Known for his two-Michelin-star Providence and his affinity for seafood, chef Michael Cimarusti‘s newest restaurant strips away the trappings of fine dining for a homier affair. At Best Girl in Downtown L.A.’s Ace Hotel, he—along with his wife and chef, Crisi Echiverri—pays homage to his adopted city. The menu draws from the myriad cultures that converge in Southern California, from Mexican to Italian to Japanese and more. Start with the crudo with avocado, aonori, and jalapeno, and the chickpea socca. And you can’t really go wrong on any of the mains, the jidori chicken is perfectly seasoned and the burger has a rich umami flavor that makes it sneakily one of the better ones in this burger-obsessed town.
As for the name, it’s also a nod to Tinseltown. Located next to the original United Artists Theatre, the restaurant needed a name, so the team dug into the theater’s history. “On October 31, 1927, the first film that was shown there was Mary Pickford’s My Best Girl,” Cimarusti says. “The more we all talked about it, the more we all liked it, and we went with Best Girl. So 90 years later, to the day, the restaurant Best Girl debuted here at the Ace.”
Combining their Indian roots with a Canadian upbringing and some French culinary techniques, the brothers Mahendro—Nakul and Arjun—led by their chef father Pawan, have created Badmaash, an Indian gastropub that both embraces and subverts tradition. You can get excellent versions of classics like samosas, butter chicken, and chicken tikka masala, but they also want to show off the diversity of flavors from the Indian subcontinent and their own food preferences.

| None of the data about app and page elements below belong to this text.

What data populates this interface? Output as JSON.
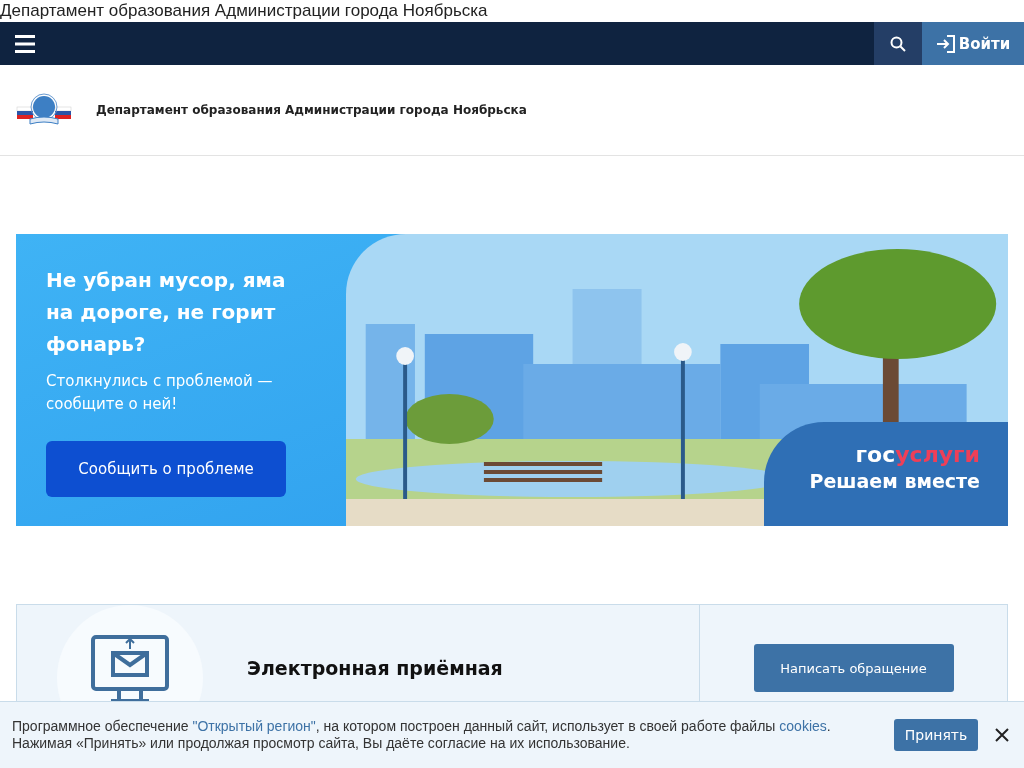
{
  "page_title": "Департамент образования Администрации города Ноябрьска",
  "navbar": {
    "login": "Войти"
  },
  "header": {
    "title": "Департамент образования Администрации города Ноябрьска"
  },
  "banner": {
    "heading": "Не убран мусор, яма на дороге, не горит фонарь?",
    "text": "Столкнулись с проблемой — сообщите о ней!",
    "button": "Сообщить о проблеме",
    "logo_prefix": "гос",
    "logo_suffix": "услуги",
    "slogan": "Решаем вместе"
  },
  "reception": {
    "title": "Электронная приёмная",
    "button": "Написать обращение"
  },
  "cookie": {
    "lines": [
      [
        {
          "kind": "plain",
          "text": "Программное обеспечение "
        },
        {
          "kind": "link",
          "text": "\"Открытый регион\""
        },
        {
          "kind": "plain",
          "text": ", на котором построен данный сайт, использует в своей работе файлы "
        },
        {
          "kind": "link",
          "text": "cookies"
        },
        {
          "kind": "plain",
          "text": "."
        }
      ],
      [
        {
          "kind": "plain",
          "text": "Нажимая «Принять» или продолжая просмотр сайта, Вы даёте согласие на их использование."
        }
      ]
    ],
    "accept": "Принять"
  }
}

Their fish moilee expresses the more delicate flavors you can get in the southern coastal state of Kerala. And dishes like their fried chicken sandwich with paprika masala and their chicken tikka poutine shows their fun twist on Indian spices—as well as their Canadian upbringing.
SOURCE: (ROBB REPORT)